As Melissa Heard remarked after the event, “It was a privilege to hear how these senior industry executives took charge of their careers, the lessons they learned along the way, and their advice for the next generation.”
Advice for Young Professionals
We share below just a few of the invaluable insights, lessons learned, and recommendations provided by our panelists during this Fireside Chat.
Question: “Looking back on your own career, how did you get where you are today as a senior leader, and what advice do you have for young professionals looking to build a successful career?”
“Leaders should lead through people vs. telling others what to do. Keep an open mind about different career possibilities – and be willing to get out of your comfort zone.”
“Be willing to take measured risks in your career – except in safety.”
“Seek out and accept the right roles to build your career. Look for positions where you feel 75% prepared for the job – that way, you can be successful, while still having the opportunity to grow.”
“Keep your head down, work hard, and the results will come.”
“Come with great effort and great attitude. Be a lifetime learner.”
“When you leave school, you begin your career with a toolbelt filled with certain tools. Don’t just chase job titles. Chase experiences that will deepen and expand critical tools in your toolbelt.”
Question: “What attributes do you consider before deciding to promote someone in your organization to a senior level position?
“Have some technical awareness, at least. Know what you don’t know. Demonstrate good decision-making and collaborative skills. Spend some time with customers.”
“We’re in the people business, so we need leaders who are humble, hungry, and demonstrate good people skills. We’re also in the gas business, so we need leaders with at least some technical skills.”
“We look for good listeners – those who are good at listening both internally and externally. Also, we look for someone who is willing to take on any challenge and figure out how to do it.”
Question: “Some young professionals suffer from ‘imposter syndrome’ – we worry that we’re not qualified for the position we’re in… How do you overcome this?”
“Commit to being a lifetime learner. Lean on your mentors. Position yourself so you have more confidence – get active in CGA to build your technical expertise.”
“The best way to grow your toolbelt is to do new things. Understand which tools you have, and which tools you lack. Look for opportunities that can help you add new tools to your toolbelt.”
“Don’t worry about imposter syndrome – everyone feels that at some point. Check with your colleagues and direct reports for their insights and input.
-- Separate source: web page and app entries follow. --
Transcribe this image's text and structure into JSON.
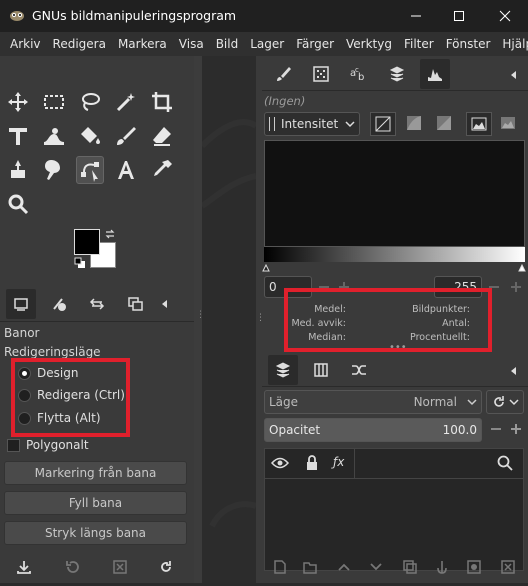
{
  "titlebar": {
    "title": "GNUs bildmanipuleringsprogram"
  },
  "menu": [
    "Arkiv",
    "Redigera",
    "Markera",
    "Visa",
    "Bild",
    "Lager",
    "Färger",
    "Verktyg",
    "Filter",
    "Fönster",
    "Hjälp"
  ],
  "tool_options": {
    "title": "Banor",
    "mode_label": "Redigeringsläge",
    "modes": [
      {
        "label": "Design",
        "selected": true
      },
      {
        "label": "Redigera (Ctrl)",
        "selected": false
      },
      {
        "label": "Flytta (Alt)",
        "selected": false
      }
    ],
    "polygonal_label": "Polygonalt",
    "buttons": [
      "Markering från bana",
      "Fyll bana",
      "Stryk längs bana"
    ]
  },
  "histogram": {
    "channel_placeholder": "(Ingen)",
    "channel_select": "Intensitet",
    "range_min": "0",
    "range_max": "255",
    "stats_left": [
      "Medel:",
      "Med. avvik:",
      "Median:"
    ],
    "stats_right": [
      "Bildpunkter:",
      "Antal:",
      "Procentuellt:"
    ]
  },
  "layers": {
    "mode_label": "Läge",
    "mode_value": "Normal",
    "opacity_label": "Opacitet",
    "opacity_value": "100.0"
  },
  "colors": {
    "accent_red": "#e0202c",
    "fg_color": "#000000",
    "bg_color": "#ffffff"
  }
}
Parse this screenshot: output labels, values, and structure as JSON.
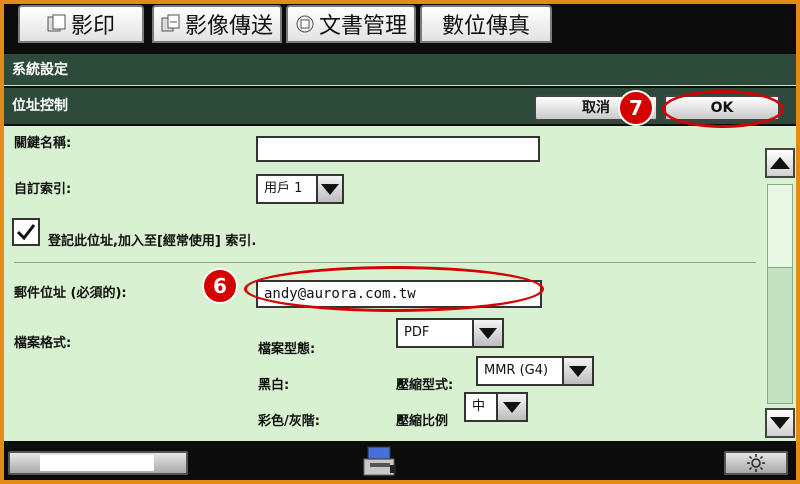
{
  "tabs": [
    {
      "label": "影印",
      "icon": "copy-icon"
    },
    {
      "label": "影像傳送",
      "icon": "image-send-icon"
    },
    {
      "label": "文書管理",
      "icon": "document-filing-icon"
    },
    {
      "label": "數位傳真",
      "icon": ""
    }
  ],
  "header": {
    "section_title": "系統設定",
    "page_title": "位址控制",
    "cancel_label": "取消",
    "ok_label": "OK"
  },
  "form": {
    "name_label": "關鍵名稱:",
    "name_value": "",
    "custom_index_label": "自訂索引:",
    "custom_index_value": "用戶 1",
    "register_checkbox_label": "登記此位址,加入至[經常使用] 索引.",
    "register_checked": true,
    "email_label": "郵件位址 (必須的):",
    "email_value": "andy@aurora.com.tw",
    "file_format_label": "檔案格式:",
    "file_type_label": "檔案型態:",
    "file_type_value": "PDF",
    "bw_label": "黑白:",
    "compression_mode_label": "壓縮型式:",
    "compression_mode_value": "MMR (G4)",
    "color_gray_label": "彩色/灰階:",
    "compression_ratio_label": "壓縮比例",
    "compression_ratio_value": "中"
  },
  "markers": {
    "step_ok": "7",
    "step_email": "6"
  },
  "colors": {
    "frame": "#e48a17",
    "header_bar": "#2d4a3b",
    "content_bg": "#d8f2d1",
    "marker_red": "#d50000"
  }
}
Then form your own opinions, and act.”
Question: “What’s something you wish you’d been told early in your career?”
“Be a lifelong learner – keep your mind open to possibilities. Be willing to take on risks that shape you as a professional and as an individual. Learn, learn, learn.”
“Expect your career to be a winding road. Try to develop a breath of experience. I began my professional career as an engineer. I wish I’d gotten customer exposure earlier. Ours is such an interesting industry – consider taking on a sales role early in your career.”
“Remember, you can be a good parent and be good at your career. It’s possible to do both.”
“I wish I’d gotten active in CGA much earlier in my career. Working on standards development efforts offers such a wonderful opportunity to learn and increase your technical knowledge.”
We are sincerely grateful for the time and expertise that our panelists shared with members of CGA’s Young & Emerging Professionals Committee. The committee’s task force on leadership and professional development, chaired by Jim Reebel of Air Products and Chemicals, Inc., is already working to plan a series of events with industry leaders and roundtable discussions between committee members for the coming year. We look forward to continuing the conversation with you in 2021.